Problem to solve:
Reproduce the listing in full, pictures excluded.

Provided data:
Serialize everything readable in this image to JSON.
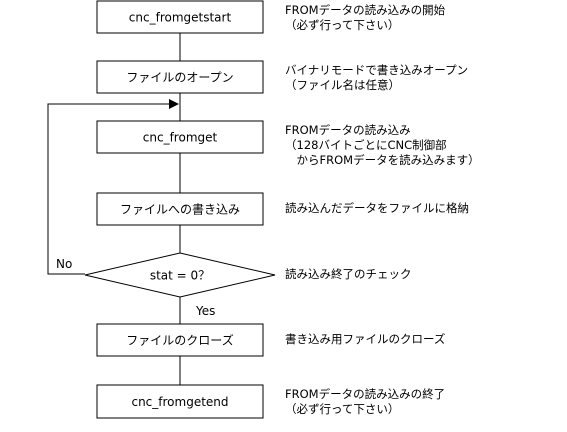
{
  "flowchart": {
    "steps": {
      "start": "cnc_fromgetstart",
      "open": "ファイルのオープン",
      "get": "cnc_fromget",
      "write": "ファイルへの書き込み",
      "check": "stat = 0？",
      "close": "ファイルのクローズ",
      "end": "cnc_fromgetend"
    },
    "edges": {
      "no": "No",
      "yes": "Yes"
    },
    "notes": {
      "start": [
        "FROMデータの読み込みの開始",
        "（必ず行って下さい）"
      ],
      "open": [
        "バイナリモードで書き込みオープン",
        "（ファイル名は任意）"
      ],
      "get": [
        "FROMデータの読み込み",
        "（128バイトごとにCNC制御部",
        "　からFROMデータを読み込みます）"
      ],
      "write": [
        "読み込んだデータをファイルに格納"
      ],
      "check": [
        "読み込み終了のチェック"
      ],
      "close": [
        "書き込み用ファイルのクローズ"
      ],
      "end": [
        "FROMデータの読み込みの終了",
        "（必ず行って下さい）"
      ]
    }
  }
}
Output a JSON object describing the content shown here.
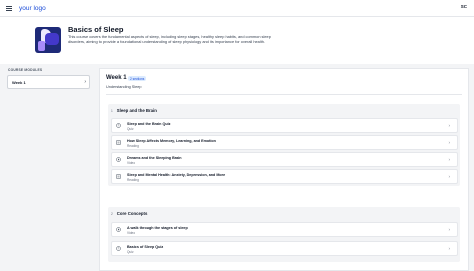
{
  "header": {
    "logo_text": "your logo",
    "user_initials": "SC"
  },
  "course": {
    "title": "Basics of Sleep",
    "description": "This course covers the fundamental aspects of sleep, including sleep stages, healthy sleep habits, and common sleep disorders, aiming to provide a foundational understanding of sleep physiology and its importance for overall health."
  },
  "sidebar": {
    "heading": "COURSE MODULES",
    "modules": [
      {
        "label": "Week 1"
      }
    ]
  },
  "main": {
    "week_title": "Week 1",
    "week_badge": "2 sections",
    "week_subtitle": "Understanding Sleep",
    "sections": [
      {
        "number": "1",
        "title": "Sleep and the Brain",
        "lessons": [
          {
            "title": "Sleep and the Brain Quiz",
            "type": "Quiz",
            "icon": "quiz-icon"
          },
          {
            "title": "How Sleep Affects Memory, Learning, and Emotion",
            "type": "Reading",
            "icon": "reading-icon"
          },
          {
            "title": "Dreams and the Sleeping Brain",
            "type": "Video",
            "icon": "video-icon"
          },
          {
            "title": "Sleep and Mental Health: Anxiety, Depression, and More",
            "type": "Reading",
            "icon": "reading-icon"
          }
        ]
      },
      {
        "number": "2",
        "title": "Core Concepts",
        "lessons": [
          {
            "title": "A walk through the stages of sleep",
            "type": "Video",
            "icon": "video-icon"
          },
          {
            "title": "Basics of Sleep Quiz",
            "type": "Quiz",
            "icon": "quiz-icon"
          }
        ]
      }
    ]
  },
  "colors": {
    "accent": "#1d4ed8",
    "badge_bg": "#dbeafe",
    "cover_bg": "#1e2a78"
  }
}
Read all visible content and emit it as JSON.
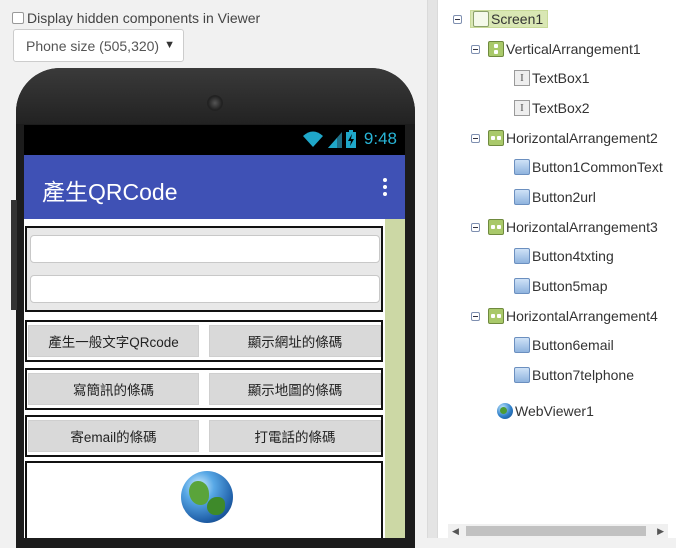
{
  "viewer": {
    "hidden_label": "Display hidden components in Viewer",
    "phone_size": "Phone size (505,320)",
    "status_time": "9:48",
    "app_title": "產生QRCode",
    "buttons": {
      "b1": "產生一般文字QRcode",
      "b2": "顯示網址的條碼",
      "b4": "寫簡訊的條碼",
      "b5": "顯示地圖的條碼",
      "b6": "寄email的條碼",
      "b7": "打電話的條碼"
    }
  },
  "tree": {
    "screen": "Screen1",
    "varr": "VerticalArrangement1",
    "tb1": "TextBox1",
    "tb2": "TextBox2",
    "harr2": "HorizontalArrangement2",
    "btn1": "Button1CommonText",
    "btn2": "Button2url",
    "harr3": "HorizontalArrangement3",
    "btn4": "Button4txting",
    "btn5": "Button5map",
    "harr4": "HorizontalArrangement4",
    "btn6": "Button6email",
    "btn7": "Button7telphone",
    "web": "WebViewer1"
  },
  "colors": {
    "titlebar": "#3f51b5",
    "selection": "#d9e7b4"
  }
}
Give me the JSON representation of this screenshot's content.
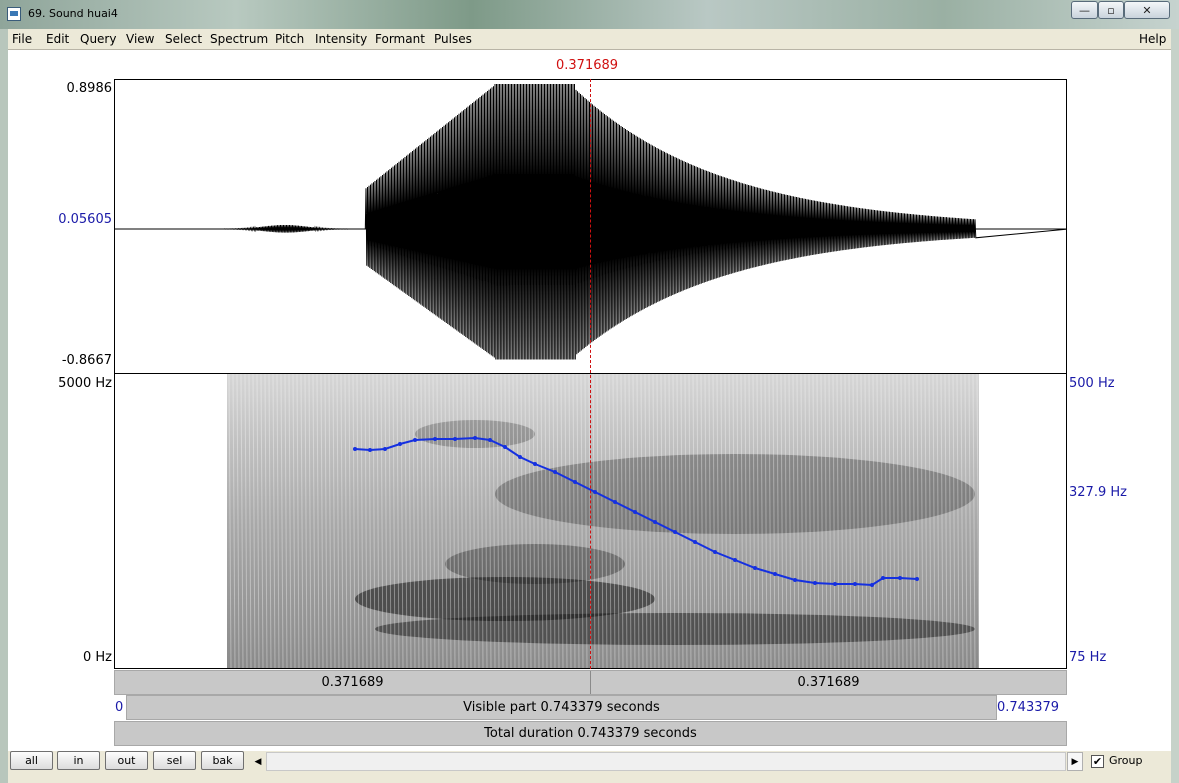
{
  "window": {
    "title": "69. Sound huai4",
    "min_glyph": "—",
    "max_glyph": "▫",
    "close_glyph": "✕"
  },
  "menu": {
    "items": [
      "File",
      "Edit",
      "Query",
      "View",
      "Select",
      "Spectrum",
      "Pitch",
      "Intensity",
      "Formant",
      "Pulses"
    ],
    "help": "Help"
  },
  "cursor": {
    "time_label": "0.371689",
    "time": 0.371689
  },
  "waveform": {
    "max_label": "0.8986",
    "mid_label": "0.05605",
    "min_label": "-0.8667"
  },
  "spectrogram": {
    "top_label": "5000 Hz",
    "bottom_label": "0 Hz",
    "pitch_top_label": "500 Hz",
    "pitch_mid_label": "327.9 Hz",
    "pitch_bottom_label": "75 Hz"
  },
  "timebars": {
    "left_segment": "0.371689",
    "right_segment": "0.371689",
    "visible_start": "0",
    "visible_text": "Visible part 0.743379 seconds",
    "visible_end": "0.743379",
    "total_text": "Total duration 0.743379 seconds"
  },
  "buttons": {
    "all": "all",
    "in": "in",
    "out": "out",
    "sel": "sel",
    "bak": "bak",
    "group_label": "Group",
    "group_checked": "✔",
    "scroll_left": "◀",
    "scroll_right": "▶"
  },
  "colors": {
    "cursor": "#d01010",
    "pitch_curve": "#1530e0",
    "axis_blue": "#1a1aa8"
  }
}
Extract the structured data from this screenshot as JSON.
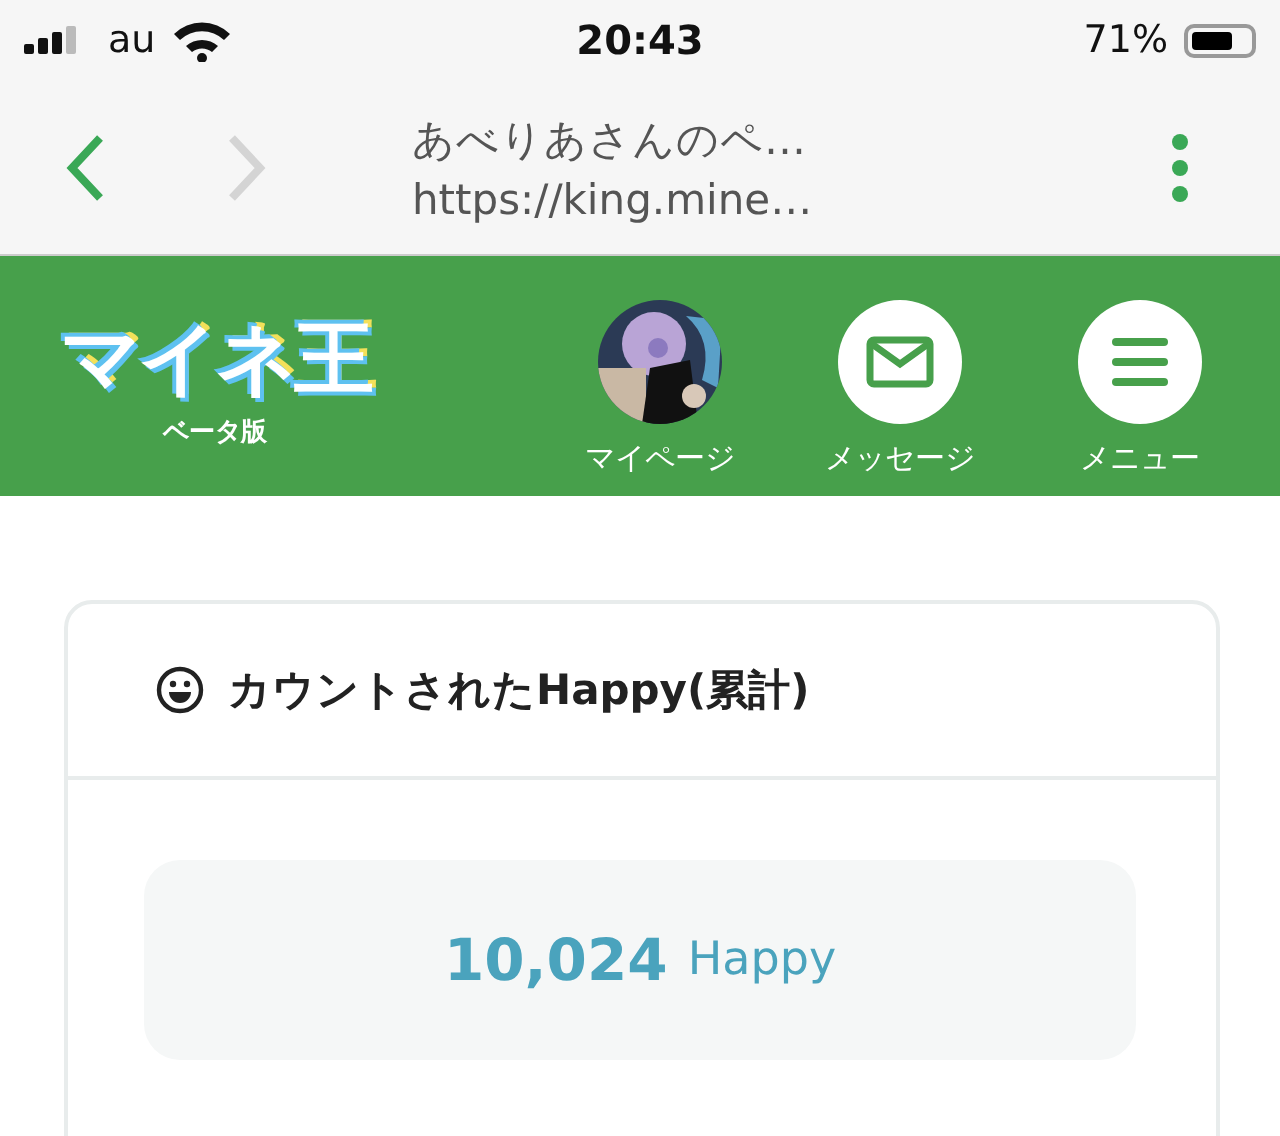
{
  "status_bar": {
    "carrier": "au",
    "time": "20:43",
    "battery_percent": "71%"
  },
  "browser": {
    "page_title": "あべりあさんのペ…",
    "url": "https://king.mine…",
    "back_disabled": false,
    "forward_disabled": true
  },
  "header": {
    "logo": "マイネ王",
    "logo_badge": "ベータ版",
    "nav": [
      {
        "kind": "avatar",
        "label": "マイページ"
      },
      {
        "kind": "mail",
        "label": "メッセージ"
      },
      {
        "kind": "menu",
        "label": "メニュー"
      }
    ]
  },
  "card": {
    "title": "カウントされたHappy(累計)",
    "count": "10,024",
    "unit": "Happy"
  }
}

Final answer:
Serialize everything readable in this image to JSON.
{
  "flowchart": {
    "steps": {
      "start": "cnc_fromgetstart",
      "open": "ファイルのオープン",
      "get": "cnc_fromget",
      "write": "ファイルへの書き込み",
      "check": "stat = 0？",
      "close": "ファイルのクローズ",
      "end": "cnc_fromgetend"
    },
    "edges": {
      "no": "No",
      "yes": "Yes"
    },
    "notes": {
      "start": [
        "FROMデータの読み込みの開始",
        "（必ず行って下さい）"
      ],
      "open": [
        "バイナリモードで書き込みオープン",
        "（ファイル名は任意）"
      ],
      "get": [
        "FROMデータの読み込み",
        "（128バイトごとにCNC制御部",
        "　からFROMデータを読み込みます）"
      ],
      "write": [
        "読み込んだデータをファイルに格納"
      ],
      "check": [
        "読み込み終了のチェック"
      ],
      "close": [
        "書き込み用ファイルのクローズ"
      ],
      "end": [
        "FROMデータの読み込みの終了",
        "（必ず行って下さい）"
      ]
    }
  }
}
Output a JSON object describing the content shown here.
{
  "header": {
    "logo_text": "your logo",
    "user_initials": "SC"
  },
  "course": {
    "title": "Basics of Sleep",
    "description": "This course covers the fundamental aspects of sleep, including sleep stages, healthy sleep habits, and common sleep disorders, aiming to provide a foundational understanding of sleep physiology and its importance for overall health."
  },
  "sidebar": {
    "heading": "COURSE MODULES",
    "modules": [
      {
        "label": "Week 1"
      }
    ]
  },
  "main": {
    "week_title": "Week 1",
    "week_badge": "2 sections",
    "week_subtitle": "Understanding Sleep",
    "sections": [
      {
        "number": "1",
        "title": "Sleep and the Brain",
        "lessons": [
          {
            "title": "Sleep and the Brain Quiz",
            "type": "Quiz",
            "icon": "quiz-icon"
          },
          {
            "title": "How Sleep Affects Memory, Learning, and Emotion",
            "type": "Reading",
            "icon": "reading-icon"
          },
          {
            "title": "Dreams and the Sleeping Brain",
            "type": "Video",
            "icon": "video-icon"
          },
          {
            "title": "Sleep and Mental Health: Anxiety, Depression, and More",
            "type": "Reading",
            "icon": "reading-icon"
          }
        ]
      },
      {
        "number": "2",
        "title": "Core Concepts",
        "lessons": [
          {
            "title": "A walk through the stages of sleep",
            "type": "Video",
            "icon": "video-icon"
          },
          {
            "title": "Basics of Sleep Quiz",
            "type": "Quiz",
            "icon": "quiz-icon"
          }
        ]
      }
    ]
  },
  "colors": {
    "accent": "#1d4ed8",
    "badge_bg": "#dbeafe",
    "cover_bg": "#1e2a78"
  }
}
Read all visible content and emit it as JSON.
{
  "viewer": {
    "hidden_label": "Display hidden components in Viewer",
    "phone_size": "Phone size (505,320)",
    "status_time": "9:48",
    "app_title": "產生QRCode",
    "buttons": {
      "b1": "產生一般文字QRcode",
      "b2": "顯示網址的條碼",
      "b4": "寫簡訊的條碼",
      "b5": "顯示地圖的條碼",
      "b6": "寄email的條碼",
      "b7": "打電話的條碼"
    }
  },
  "tree": {
    "screen": "Screen1",
    "varr": "VerticalArrangement1",
    "tb1": "TextBox1",
    "tb2": "TextBox2",
    "harr2": "HorizontalArrangement2",
    "btn1": "Button1CommonText",
    "btn2": "Button2url",
    "harr3": "HorizontalArrangement3",
    "btn4": "Button4txting",
    "btn5": "Button5map",
    "harr4": "HorizontalArrangement4",
    "btn6": "Button6email",
    "btn7": "Button7telphone",
    "web": "WebViewer1"
  },
  "colors": {
    "titlebar": "#3f51b5",
    "selection": "#d9e7b4"
  }
}
Give me the JSON representation of this screenshot's content.
{
  "window": {
    "title": "69. Sound huai4",
    "min_glyph": "—",
    "max_glyph": "▫",
    "close_glyph": "✕"
  },
  "menu": {
    "items": [
      "File",
      "Edit",
      "Query",
      "View",
      "Select",
      "Spectrum",
      "Pitch",
      "Intensity",
      "Formant",
      "Pulses"
    ],
    "help": "Help"
  },
  "cursor": {
    "time_label": "0.371689",
    "time": 0.371689
  },
  "waveform": {
    "max_label": "0.8986",
    "mid_label": "0.05605",
    "min_label": "-0.8667"
  },
  "spectrogram": {
    "top_label": "5000 Hz",
    "bottom_label": "0 Hz",
    "pitch_top_label": "500 Hz",
    "pitch_mid_label": "327.9 Hz",
    "pitch_bottom_label": "75 Hz"
  },
  "timebars": {
    "left_segment": "0.371689",
    "right_segment": "0.371689",
    "visible_start": "0",
    "visible_text": "Visible part 0.743379 seconds",
    "visible_end": "0.743379",
    "total_text": "Total duration 0.743379 seconds"
  },
  "buttons": {
    "all": "all",
    "in": "in",
    "out": "out",
    "sel": "sel",
    "bak": "bak",
    "group_label": "Group",
    "group_checked": "✔",
    "scroll_left": "◀",
    "scroll_right": "▶"
  },
  "colors": {
    "cursor": "#d01010",
    "pitch_curve": "#1530e0",
    "axis_blue": "#1a1aa8"
  }
}
Extract the structured data from this screenshot as JSON.
{
  "status_bar": {
    "carrier": "au",
    "time": "20:43",
    "battery_percent": "71%"
  },
  "browser": {
    "page_title": "あべりあさんのペ…",
    "url": "https://king.mine…",
    "back_disabled": false,
    "forward_disabled": true
  },
  "header": {
    "logo": "マイネ王",
    "logo_badge": "ベータ版",
    "nav": [
      {
        "kind": "avatar",
        "label": "マイページ"
      },
      {
        "kind": "mail",
        "label": "メッセージ"
      },
      {
        "kind": "menu",
        "label": "メニュー"
      }
    ]
  },
  "card": {
    "title": "カウントされたHappy(累計)",
    "count": "10,024",
    "unit": "Happy"
  }
}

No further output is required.